She wanted to capture these landscapes into vintage suitcases so that you can look at them whenever you want.
Traveling is undeniably a beautiful way to witness the magnificent landscapes of the world. We often feel like capturing these beautiful sceneries in a box and looking at them forever. If we could have that option, we would do that without a doubt. Kathleen Vance, an Environmental Artist, does that exactly. Her Traveling Landscapes series was inspired by ideas regarding personal land preservation and how the rushed pace of travel might be reduced to a moment of relaxation. She uses it to make small landscapes inside antique suitcases and trunks, per My Modern Met.
Vance said, "In first creating the Traveling Landscape series, I was thinking about accessibility to nature and exploring the concept of ‘untouched natural sites.' The idyllic landscapes I sculpted are visual fusions from my personal memories of travels and focus on waterways as a primary element. I consider these a reminder of how precious our natural resources are and how it is necessary to protect these vital elements for life."
The first Traveling Landscapes paintings were made in 2005. Each painting included soil, water and grass, natural to the place shown. Vance added, "It was created as a ’site displacement’ sculpture, in which I removed the soil and plants from a designated stream and transplanted them into a container." Furthermore, she said, "The use of containment in this way led to the idea of travel and transport itself. And the container became a main element in my sculptural language."
The well-traveled style wouldn't come to life if Vance didn't incorporate a diverse range of antique baggage in her work. These enhancements strengthen the message she is attempting to convey to the world. Vance said, "I use primarily vintage luggage for this series as it denotes not only this concept of containment, but travel, preciousness, and possession. I consider each case carefully, investigating its prior history, its owner, and for which type of travel it was designed to be used. All these indicators help to inform the landscape that I create."

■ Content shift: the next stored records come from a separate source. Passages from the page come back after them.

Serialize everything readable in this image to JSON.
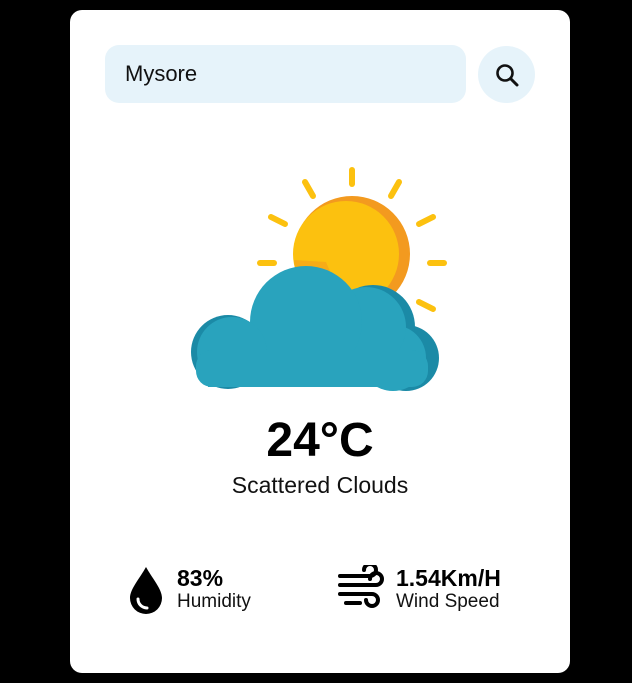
{
  "search": {
    "value": "Mysore",
    "button_icon": "search-icon"
  },
  "weather": {
    "icon": "partly-cloudy-sun-icon",
    "temperature": "24°C",
    "condition": "Scattered Clouds"
  },
  "stats": {
    "humidity": {
      "icon": "humidity-drop-icon",
      "value": "83%",
      "label": "Humidity"
    },
    "wind": {
      "icon": "wind-icon",
      "value": "1.54Km/H",
      "label": "Wind Speed"
    }
  },
  "colors": {
    "page_background": "#000000",
    "card_background": "#ffffff",
    "input_background": "#e6f3fa",
    "sun": "#fcc10f",
    "sun_shade": "#f39a1f",
    "cloud": "#29a3bd",
    "cloud_shade": "#1b8aa6"
  }
}
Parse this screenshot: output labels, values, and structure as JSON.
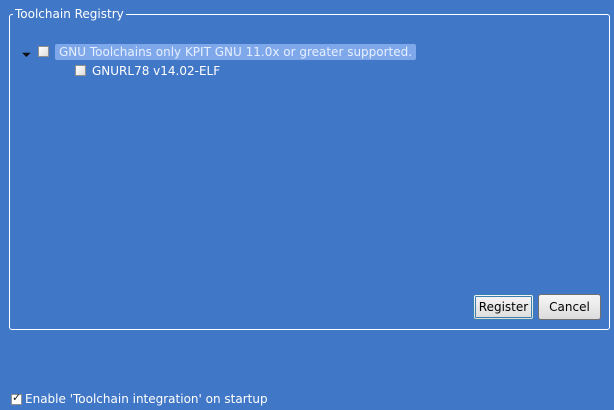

Vance reveals that she seeks specific types of personal luggage, especially one-of-a-kind varieties. She said, "I am particularly drawn to train cases and steamer trunks because they act as a metaphor for a slower pace of travel and are a reminder that it was once very difficult to move from one geographical area to another." Vance tries to link people to local parts of nature that are neglected or underestimated throughout her demonstrative collection of work. It establishes new pathways to integrate nature into our daily lives.
She was an artist in residence in Berlin, Germany, where she presented an environmental art workshop in collaboration with the Grunewald Parks Department. Her work has recently been shown at the Museum of Contemporary Art in Jacksonville, the Bruce Museum, VOLTA New York, and the Orlando Museum of Art and EXPO Chicago, per On Art and Aesthetics. Vance explained, "I am currently preparing for an installation of my Traveling Landscapes for EXPO Chicago coming this September presented by ROCKLEMANN &."
She added, "This installation will incorporate multi-stacked rows of found and reclaimed vintage luggage, replicating the look of passenger cargo on a steamship. Tightly condensed into one large grouping on raised pallets, selected cases are presented with the lids fixed open to reveal depictions of lush landscapes with flowing water."